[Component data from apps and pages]
____

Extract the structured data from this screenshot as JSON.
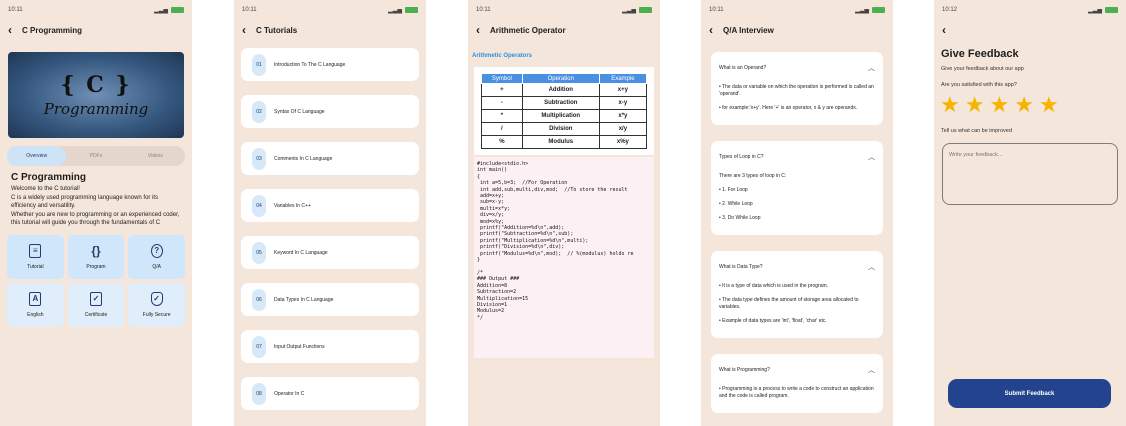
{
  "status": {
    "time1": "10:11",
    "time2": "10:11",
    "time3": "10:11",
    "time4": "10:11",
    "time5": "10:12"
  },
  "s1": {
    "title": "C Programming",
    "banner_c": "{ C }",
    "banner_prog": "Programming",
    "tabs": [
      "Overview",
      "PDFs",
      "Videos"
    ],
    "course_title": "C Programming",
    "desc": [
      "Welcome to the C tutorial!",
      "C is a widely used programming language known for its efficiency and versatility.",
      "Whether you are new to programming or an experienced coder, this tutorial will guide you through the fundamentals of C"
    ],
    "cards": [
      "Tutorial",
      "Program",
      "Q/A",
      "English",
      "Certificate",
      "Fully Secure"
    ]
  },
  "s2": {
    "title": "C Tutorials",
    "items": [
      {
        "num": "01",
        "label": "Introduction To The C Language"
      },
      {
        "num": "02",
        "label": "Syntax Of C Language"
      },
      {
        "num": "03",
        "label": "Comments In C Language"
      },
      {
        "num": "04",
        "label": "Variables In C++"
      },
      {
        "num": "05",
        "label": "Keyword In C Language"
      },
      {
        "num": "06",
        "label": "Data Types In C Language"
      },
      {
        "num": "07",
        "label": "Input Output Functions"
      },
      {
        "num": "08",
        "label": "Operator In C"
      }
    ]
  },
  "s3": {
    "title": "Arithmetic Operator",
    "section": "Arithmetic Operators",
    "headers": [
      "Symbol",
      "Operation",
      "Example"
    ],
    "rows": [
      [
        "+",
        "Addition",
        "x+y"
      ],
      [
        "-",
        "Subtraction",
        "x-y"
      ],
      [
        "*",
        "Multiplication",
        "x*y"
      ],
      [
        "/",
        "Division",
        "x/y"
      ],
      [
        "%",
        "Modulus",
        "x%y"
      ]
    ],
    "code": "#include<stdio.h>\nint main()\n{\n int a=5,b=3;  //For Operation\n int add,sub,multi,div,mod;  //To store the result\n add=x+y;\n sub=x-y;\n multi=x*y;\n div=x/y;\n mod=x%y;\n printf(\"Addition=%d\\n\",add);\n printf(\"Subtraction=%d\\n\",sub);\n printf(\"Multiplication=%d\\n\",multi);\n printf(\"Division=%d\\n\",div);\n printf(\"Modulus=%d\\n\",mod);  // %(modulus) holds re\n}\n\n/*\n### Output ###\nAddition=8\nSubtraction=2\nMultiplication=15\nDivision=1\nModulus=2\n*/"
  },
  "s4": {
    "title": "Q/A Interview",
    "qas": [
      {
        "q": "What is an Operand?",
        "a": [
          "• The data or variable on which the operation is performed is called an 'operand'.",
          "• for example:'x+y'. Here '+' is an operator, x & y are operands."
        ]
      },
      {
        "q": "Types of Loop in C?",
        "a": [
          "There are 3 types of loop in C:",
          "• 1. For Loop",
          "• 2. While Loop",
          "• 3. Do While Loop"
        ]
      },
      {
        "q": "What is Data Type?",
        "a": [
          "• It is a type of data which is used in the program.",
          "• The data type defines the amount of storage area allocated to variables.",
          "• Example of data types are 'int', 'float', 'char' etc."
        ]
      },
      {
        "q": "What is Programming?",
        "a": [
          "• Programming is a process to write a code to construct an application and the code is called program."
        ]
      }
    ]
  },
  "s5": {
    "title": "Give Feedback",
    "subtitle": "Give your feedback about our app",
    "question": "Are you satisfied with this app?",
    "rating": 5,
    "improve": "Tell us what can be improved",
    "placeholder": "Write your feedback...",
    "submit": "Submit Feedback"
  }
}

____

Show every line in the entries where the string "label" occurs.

## Completed exercise
        "label": "Introduction To The C Language"
        "label": "Syntax Of C Language"
        "label": "Comments In C Language"
        "label": "Variables In C++"
        "label": "Keyword In C Language"
        "label": "Data Types In C Language"
        "label": "Input Output Functions"
        "label": "Operator In C"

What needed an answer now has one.